So the bride wore cotton in a design she sketched herself.an artisan in Mumbai stitched and embroidered the fabric by hand, and Sydney-based dressmaker Rhonda Hemmingway crafted the dress. “I wanted to represent all the facets of my being: something clean yet classic in natural fabrics,” Phoebe says.“i wanted an element of conservatism with a dramatic openness, so I kept the entire back open and had a high neck, long sleeves and a small puddle [hem].to make the cotton exciting, I added pearls, then a silk shawl.” Of Hemmingway’s skills, Phoebe says it was “difficult with the open back [to have] structure, but she’s bloody talented!”
We’ll let Jono replay the moment he saw the dress.“waiting for her was euphoric. I must have had a grin from ear to ear. Watching Phoebe come down that aisle was the best part, for sure.” Nerves not necessary.you know when you know.
The bride and groom just married, the bride’s cousin Ollie White having serenaded her down the aisle on the bagpipes. Left: the wedding car, a vintage Rolls-royce. Below left: Phoebe with her bridesmaids, from left, Ellie Macdiarmid, Dearne Cooper, Phoebe Burgess and Penelope Pfahl.
The bride wears a dress she designed herself, made by Rhonda Hemmingway Couture in Sydney, and the groom wears a P. Johnson Tailors suit with R.M. Williams boots. Flowers by local Scone florist Chocolate & Moss. Below: historic Belltrees estate.
Opposite page, clockwise from top left: the couple exchange vows; the woolshed turned reception venue for 187 guests, styled by The Event Storeroom; the bridesmaids in French silk dresses designed by Phoebe and made by Rhonda Hemmingway Couture.

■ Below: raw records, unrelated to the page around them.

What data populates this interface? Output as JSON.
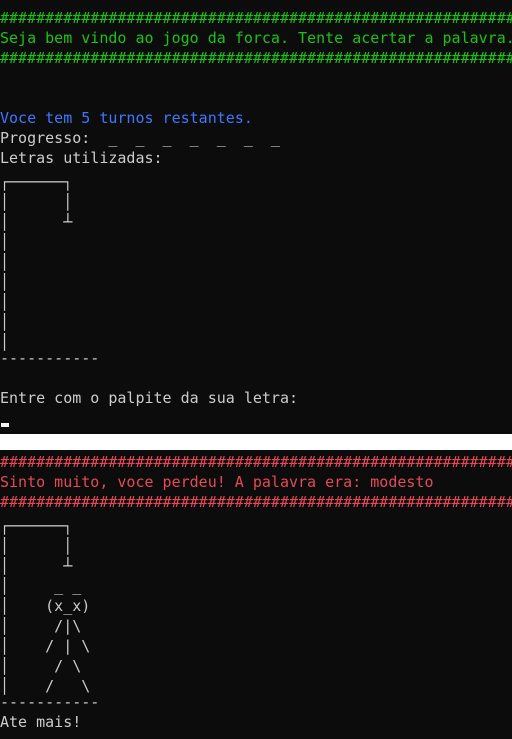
{
  "screen1": {
    "border_top": "###############################################################",
    "welcome": "Seja bem vindo ao jogo da forca. Tente acertar a palavra.",
    "border_bottom": "###############################################################",
    "turns": "Voce tem 5 turnos restantes.",
    "progress": "Progresso:  _  _  _  _  _  _  _",
    "letters_used": "Letras utilizadas:",
    "gallows_art": "┌──────┐\n│      │\n│      ┴\n│\n│\n│\n│\n│\n│",
    "ground": "-----------",
    "prompt": "Entre com o palpite da sua letra:"
  },
  "screen2": {
    "border_top": "##############################################################",
    "lose_message": "Sinto muito, voce perdeu! A palavra era: modesto",
    "border_bottom": "##############################################################",
    "gallows_art": "┌──────┐\n│      │\n│      ┴\n│     _ _\n│    (x_x)\n│     /|\\\n│    / | \\\n│     / \\\n│    /   \\",
    "ground": "-----------",
    "goodbye": "Ate mais!"
  },
  "colors": {
    "background": "#0c0c0c",
    "text": "#cccccc",
    "green": "#16c60c",
    "blue": "#3b78ff",
    "red": "#e74856",
    "separator": "#ffffff"
  }
}
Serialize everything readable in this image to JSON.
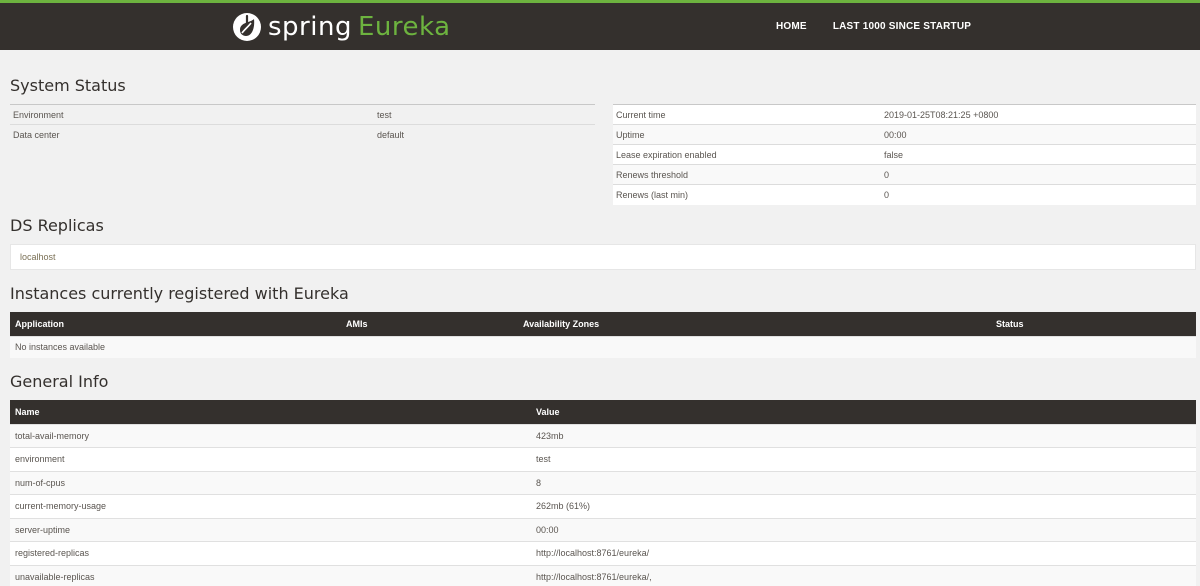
{
  "header": {
    "brand_spring": "spring",
    "brand_eureka": "Eureka",
    "nav": [
      "HOME",
      "LAST 1000 SINCE STARTUP"
    ],
    "colors": {
      "bar": "#34302d",
      "accent": "#6db33f"
    }
  },
  "system_status": {
    "title": "System Status",
    "left": [
      {
        "label": "Environment",
        "value": "test"
      },
      {
        "label": "Data center",
        "value": "default"
      }
    ],
    "right": [
      {
        "label": "Current time",
        "value": "2019-01-25T08:21:25 +0800"
      },
      {
        "label": "Uptime",
        "value": "00:00"
      },
      {
        "label": "Lease expiration enabled",
        "value": "false"
      },
      {
        "label": "Renews threshold",
        "value": "0"
      },
      {
        "label": "Renews (last min)",
        "value": "0"
      }
    ]
  },
  "replicas": {
    "title": "DS Replicas",
    "items": [
      "localhost"
    ]
  },
  "instances": {
    "title": "Instances currently registered with Eureka",
    "columns": [
      "Application",
      "AMIs",
      "Availability Zones",
      "Status"
    ],
    "empty_text": "No instances available"
  },
  "general_info": {
    "title": "General Info",
    "columns": [
      "Name",
      "Value"
    ],
    "rows": [
      {
        "name": "total-avail-memory",
        "value": "423mb"
      },
      {
        "name": "environment",
        "value": "test"
      },
      {
        "name": "num-of-cpus",
        "value": "8"
      },
      {
        "name": "current-memory-usage",
        "value": "262mb (61%)"
      },
      {
        "name": "server-uptime",
        "value": "00:00"
      },
      {
        "name": "registered-replicas",
        "value": "http://localhost:8761/eureka/"
      },
      {
        "name": "unavailable-replicas",
        "value": "http://localhost:8761/eureka/,"
      }
    ]
  }
}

This page: the bride and groom sit for dinner, catered by The Hunted Gourmet.
The couple’s first dance was to “Leather and Lace” by Stevie Nicks and Don Henley.